Link to Pubmed [PMID] – 14756780
Mol. Microbiol. 2004 Jan;51(2):385-93

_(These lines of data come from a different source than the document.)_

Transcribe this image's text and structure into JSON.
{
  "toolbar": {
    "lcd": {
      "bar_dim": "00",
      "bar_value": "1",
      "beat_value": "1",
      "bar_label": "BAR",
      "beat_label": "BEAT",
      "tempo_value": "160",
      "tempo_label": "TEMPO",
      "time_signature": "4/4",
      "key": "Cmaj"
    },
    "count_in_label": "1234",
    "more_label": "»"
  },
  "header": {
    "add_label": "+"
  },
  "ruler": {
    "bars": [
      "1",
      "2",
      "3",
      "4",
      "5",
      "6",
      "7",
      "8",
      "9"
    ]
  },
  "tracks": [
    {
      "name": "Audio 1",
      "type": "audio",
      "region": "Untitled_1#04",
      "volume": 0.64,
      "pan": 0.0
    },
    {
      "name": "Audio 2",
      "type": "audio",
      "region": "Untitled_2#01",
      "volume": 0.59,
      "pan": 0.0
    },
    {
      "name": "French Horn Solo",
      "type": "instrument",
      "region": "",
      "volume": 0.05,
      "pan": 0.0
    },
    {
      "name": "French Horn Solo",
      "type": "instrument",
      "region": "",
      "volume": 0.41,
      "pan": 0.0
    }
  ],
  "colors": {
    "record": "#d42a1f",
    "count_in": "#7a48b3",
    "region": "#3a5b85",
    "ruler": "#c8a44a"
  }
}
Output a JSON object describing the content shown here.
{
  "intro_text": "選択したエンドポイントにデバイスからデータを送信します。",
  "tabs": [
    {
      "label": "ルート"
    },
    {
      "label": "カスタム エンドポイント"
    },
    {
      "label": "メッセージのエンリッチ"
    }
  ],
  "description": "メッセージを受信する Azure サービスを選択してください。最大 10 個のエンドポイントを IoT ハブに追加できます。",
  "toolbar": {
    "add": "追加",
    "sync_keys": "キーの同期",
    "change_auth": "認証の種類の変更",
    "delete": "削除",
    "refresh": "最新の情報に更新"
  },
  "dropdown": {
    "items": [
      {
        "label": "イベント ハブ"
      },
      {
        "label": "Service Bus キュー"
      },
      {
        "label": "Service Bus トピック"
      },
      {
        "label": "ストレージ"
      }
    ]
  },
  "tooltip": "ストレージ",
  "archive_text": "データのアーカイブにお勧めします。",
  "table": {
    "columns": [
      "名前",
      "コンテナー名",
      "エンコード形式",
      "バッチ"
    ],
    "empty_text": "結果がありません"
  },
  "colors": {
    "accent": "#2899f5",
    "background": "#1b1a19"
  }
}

A simplified system using bacterial insertion sequence IS911 has been developed to investigate targeted insertion next to DNA sequences resembling IS ends. We show here that these IR-targeted events occur by an unusual mechanism. In the circular IS911 transposition intermediate the two IRs are abutted to form an IR/IR junction. IR-targeted insertion involves transfer of a single end of the junction to the target IR to generate a branched DNA structure. The single-end transfer (SET) intermediate, but not the final insertion product, can be detected in an in vitro reaction. SET intermediates must be processed by the bacterial host to obtain the final insertion products. Sequence analysis of these IR-targeted insertion products and of those obtained in vivo revealed high levels of DNA sequence conversion in which mutations from one IR were transferred to another. These sequence changes cannot be explained by the classic transposition pathway. A model is presented in which the four-way Holliday-like junction created by SET is processed by host-mediated branch migration, resolution, repair and replication. This pathway resembles those described for processing other branched DNA structures such as stalled replication forks.